Tuesday, 20 October 2015

‘She sends thugs to beat me’

• My wife always sends thugs to lay ambush and beat me anytime we fight at home. I’m afraid they might kill me one of these days —Husband

• You don’t divorce a pregnant woman because you do not know what will happen to the baby. The court will continue with the hearing of the case after the delivery of the baby —Court

A trader, Benjamin Orjika, has dragged his pregnant wife to an Igando Customary Court in Lagos, Lagos State, accusing her of threatening his life. Forty-five-year-old Benjamin, who is seeking the dissolution of his 14-year-old marriage, told the court that his wife, Patience, wanted to kill him by sending thugs to beat him. “My wife always sends thugs to lay ambush and beat me anytime we fight at home. “I’m afraid they might kill me one of these days,” he alleged. The petitioner described his wife as a troublesome woman, who always made his life miserable by fighting and raining curses on him. “My wife is a troublemaker; she doesn’t have respect for me and is fond of slapping me anytime we have a misunderstanding. “She doesn’t regard me as her husband and he loves commanding me as if I am her son or younger brother,” Orjika said. Orjika, however, begged the court to dissolve their marriage, adding that he was no longer in love with his wife. The respondent, 40-year-old Patience, also a trader, consented to the dissolution of the marriage, saying she was also fed up with the marriage. “In 2007, I came to this court asking for the dissolution of our marriage, but the court called our family members and they settled our differences. “But since then, our marriage has not worked out well. It’s been hell on earth as my husband made our home uncomfortable for me,” she said. Patience, a mother of two, denied sending thugs to beat her husband, saying she could not do such a thing. The court president, Mr R.I. Adeyeri, told the petitioner to wait for his wife to put to bed before continuing hearing on the case. “You don’t divorce a pregnant woman because you do not know what will happen to the baby. “The court will continue with the hearing of the case after the delivery of the baby,” he said. Adeyeri, however, urged the couple to maintain peace

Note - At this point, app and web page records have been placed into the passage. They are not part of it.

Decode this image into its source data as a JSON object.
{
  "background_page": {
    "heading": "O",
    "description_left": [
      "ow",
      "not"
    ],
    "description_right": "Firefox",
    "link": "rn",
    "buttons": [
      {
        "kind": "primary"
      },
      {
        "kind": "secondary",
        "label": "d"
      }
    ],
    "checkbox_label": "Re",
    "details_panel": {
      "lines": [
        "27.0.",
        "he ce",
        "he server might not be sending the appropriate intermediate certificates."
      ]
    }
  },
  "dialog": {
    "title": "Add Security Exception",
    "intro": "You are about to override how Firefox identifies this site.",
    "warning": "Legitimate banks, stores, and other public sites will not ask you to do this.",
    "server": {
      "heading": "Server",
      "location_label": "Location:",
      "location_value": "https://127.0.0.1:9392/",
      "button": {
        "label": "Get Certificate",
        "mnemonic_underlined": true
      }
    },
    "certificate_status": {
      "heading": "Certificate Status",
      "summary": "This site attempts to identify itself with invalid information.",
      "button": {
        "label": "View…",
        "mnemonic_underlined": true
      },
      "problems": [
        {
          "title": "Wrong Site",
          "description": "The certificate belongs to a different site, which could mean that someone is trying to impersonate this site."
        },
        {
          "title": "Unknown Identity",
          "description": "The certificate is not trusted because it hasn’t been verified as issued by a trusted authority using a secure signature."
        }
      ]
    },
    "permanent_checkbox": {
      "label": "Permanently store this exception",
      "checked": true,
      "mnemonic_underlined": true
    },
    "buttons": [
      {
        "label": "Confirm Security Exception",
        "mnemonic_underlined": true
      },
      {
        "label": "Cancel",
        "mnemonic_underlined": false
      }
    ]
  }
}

‘My wife is having affairs with many men’

• She detests her step children, she does not give them food and she once poured hot water on my first son and also beat my second son to stupor-Husband —Wife

An Igando Customary Court in Lagos has dissolved a six-year marriage over heavy drinking habit and adultery. The President of the court, Mr Rasak Adeyeri, said all efforts to reconcile Samuel Ajibode, a businessman, and his wife, Rebecca, had proved futile. He said the court had no option than to dissolve the union for them to go their separate ways.

“Both parties are no longer husband and wife, they are free to go their separate ways,” Adeyeri ruled. The petitioner, Samuel Ajibode (53), had filed a suit seeking the dissolution of the marriage over the wife’s infidelity and excessive alcoholic consumption. He told the court that his wife was promiscuous and in the habit of cheating him. “My wife is having affair with many men, I saw her enter into a house with a man hugging and kissing. 

“But, she is now accusing and fighting my first son for telling me that she is dating the man,” he stated. Ajibode described Rebecca as a drunkard, saying she often gave alcohol to the son to drink and both would start misbehaving after. He accused Rebecca of always maltreating her stepchildren. “Rebecca detests her step children, she does not give them food and she once poured hot water on my first son and also beat my second son to stupor.” He said Rebecca was a troublesome woman and that due to this, “I had to leave the house for her and moved to my brother’s house”. The petitioner said Rebecca also colluded with his tenant, a herbalist, to sell his house. “That day, I saw three people in my compound inspecting the environment. I accosted them and asked them what they were doing in my compound